Disadvantages of Eban ACASI include the inability to probe respondents when their responses may be unclear. In Eban, for example, we chose to collect sexual abuse data with data collectors who received special training in active listening in order to help participants define past experiences where they were abused and to help them reorganize their memories of those events so that times, places and their memories are aligned. In some instances, we discovered participants who experienced abuse, but were not aware of it and these sensitive and potentially highly emotional experiences, we thought, were best conducted outside of the context of a computerized ACASI system. In Eban, we were able to facilitate the flow of the assessment process so that participants could transition from one modality to the other. Therefore, ACASI may not be ideal in settings where active listening is essential to the data collection process. This potential limitation also exists in Short Answer Questionnaires (SAQs). Additionally, because of their portability and value, laptops may be stolen or break down over the course of the study. Although critical data may be lost, because none of the respondents’ identifying information is attached to their data, participant privacy is always preserved.
While these are real limitations, on balance, the advantages of the ACASI system in collecting data over mutliple time periods in a multisite study far outweigh them. The technical advantages of Eban’s ACASI in this study that provided a cultural familiarity aided in collecting sensitive data in vulnerable populations.

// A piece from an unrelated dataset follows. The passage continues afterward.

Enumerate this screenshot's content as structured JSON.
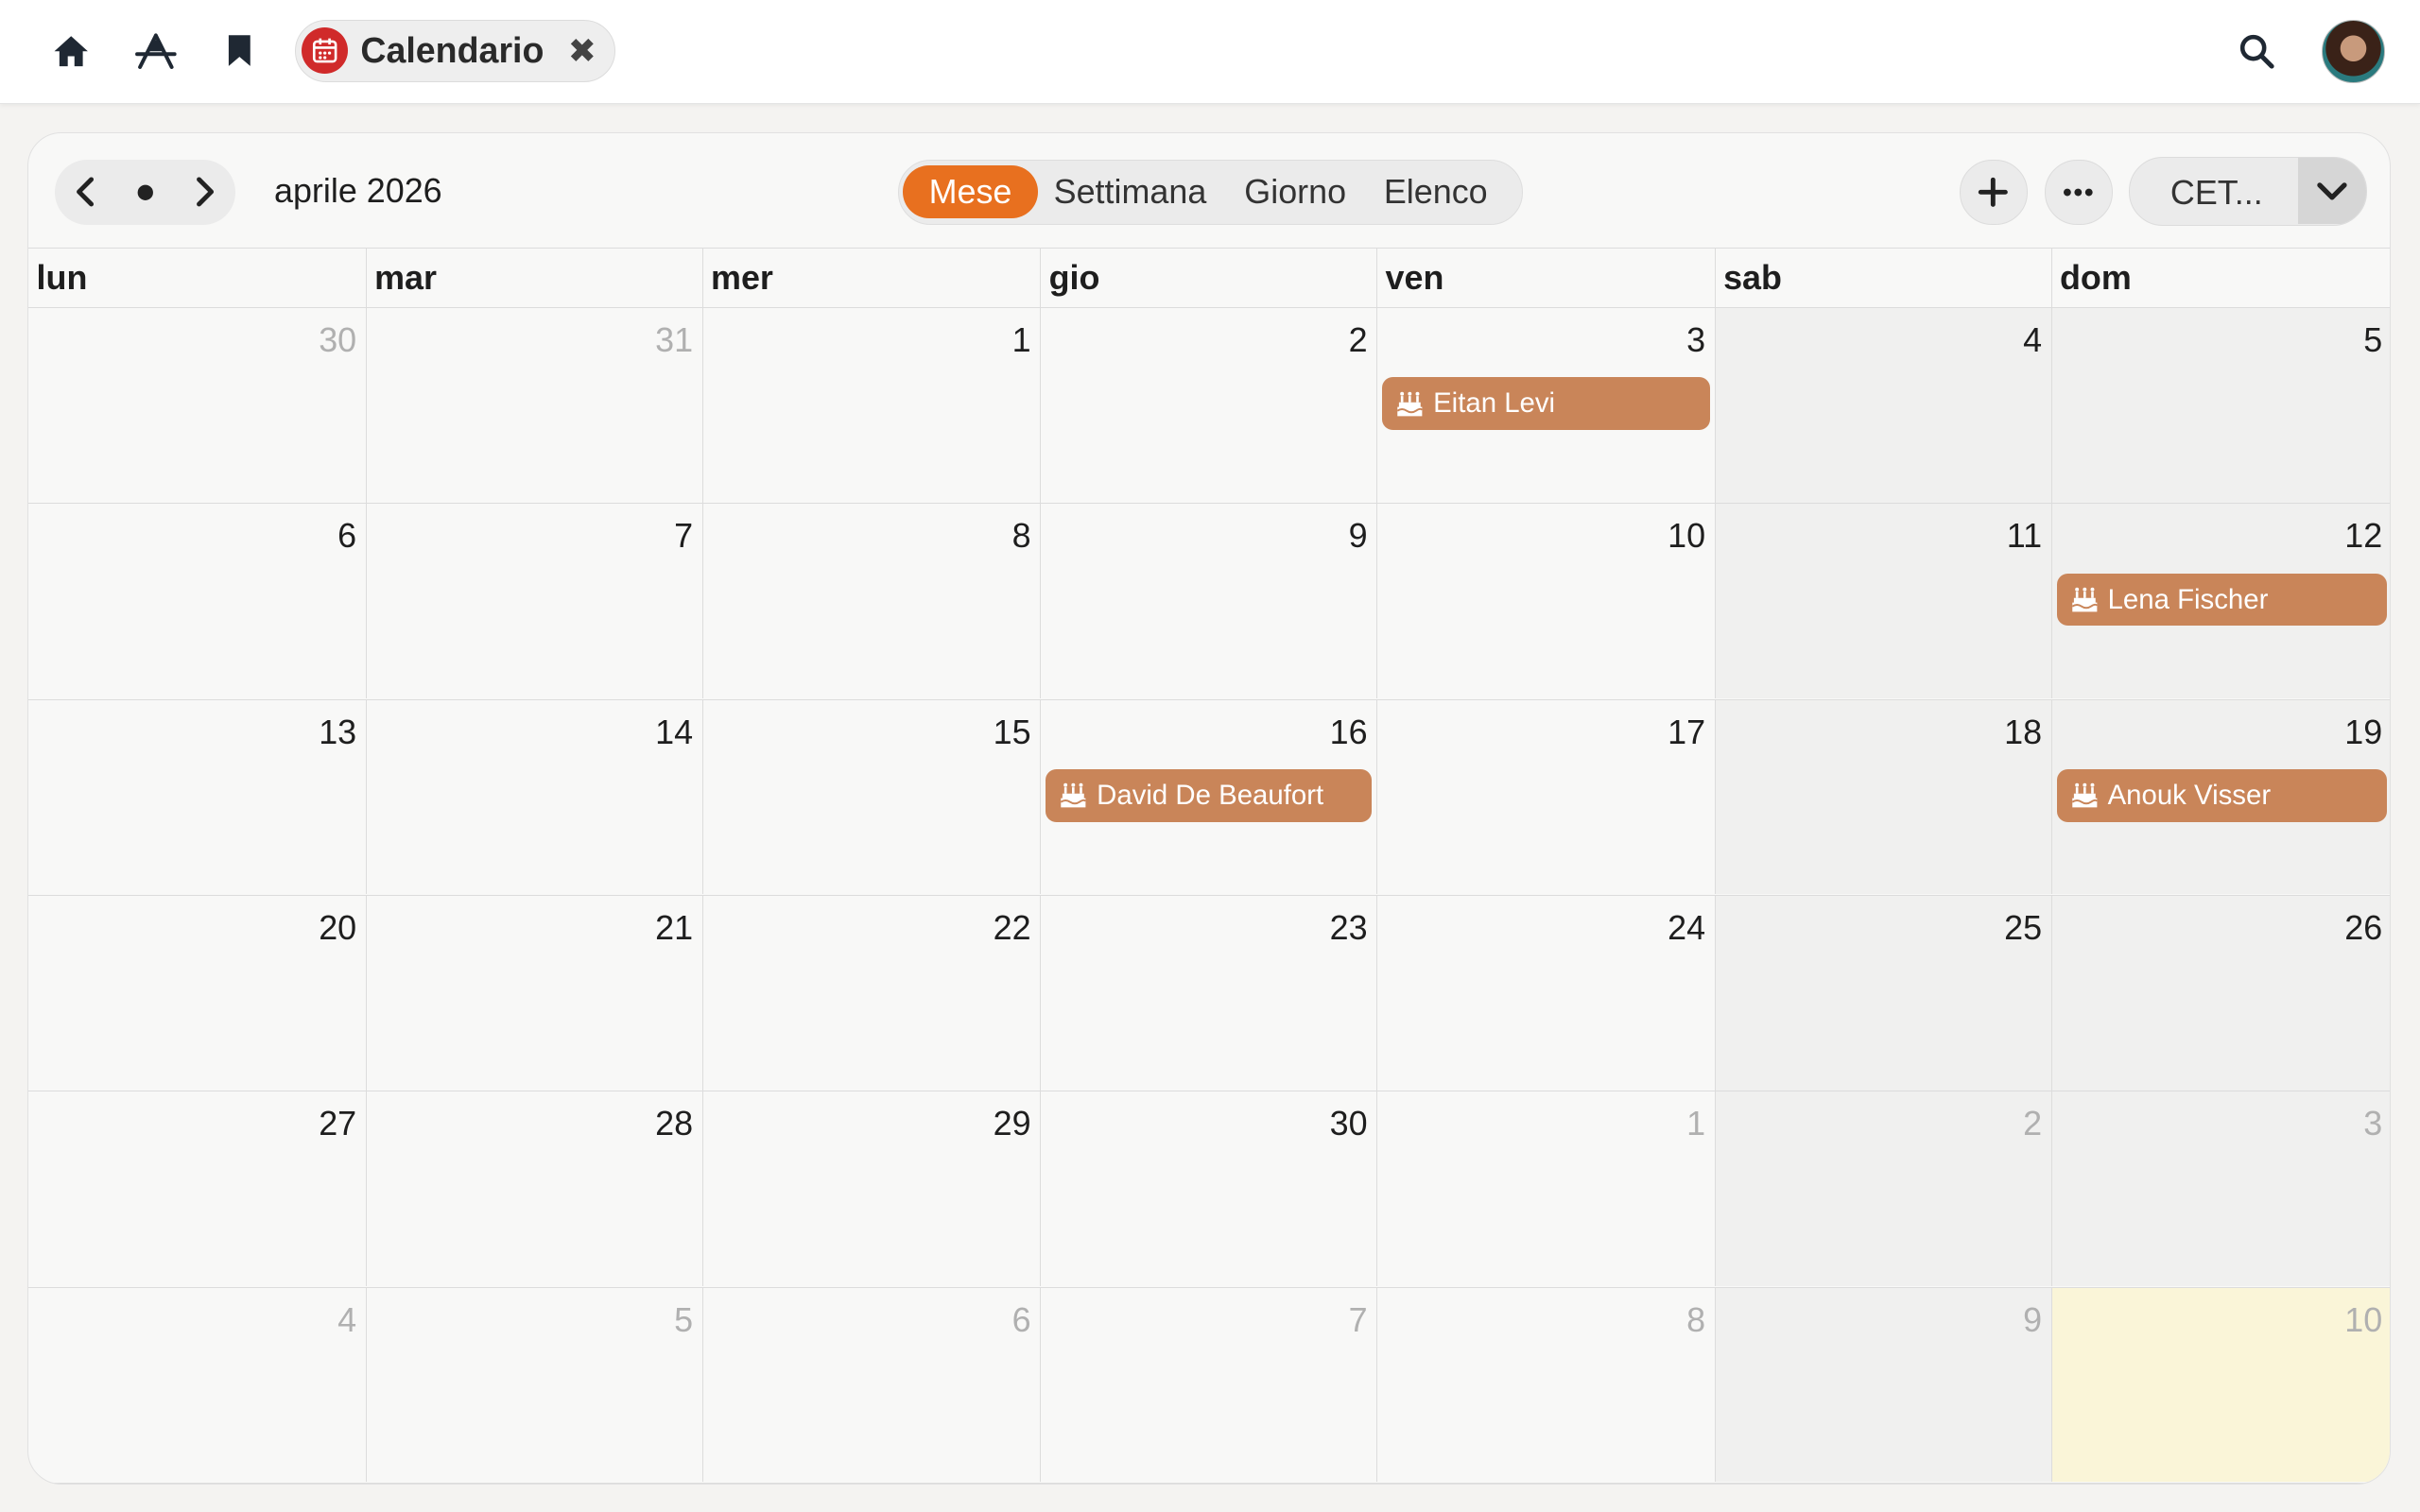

One African American voice with an American standard accent asking each question for each of the four assessments, of each participant in exactly the same way, ensured the assessment’s uniformity across all participants in the study. Because data were entered directly by the research participant and there were guidelines embedded in the system to collect accurate data, there was less time spent cleaning the data. The most important advantage, however, is the fact that the research participants enjoyed using the ACASI system.
A special thanks to Shawn Ballard, Randy Hilderbrand and Edward Barrell from the Clinical Research Computing Unit (CRCU) within the DCC for developing, editing and testing the Eban ACASI system. Thanks also to David Metzger for consulting with the group in customizing ACASI for the AAC Study.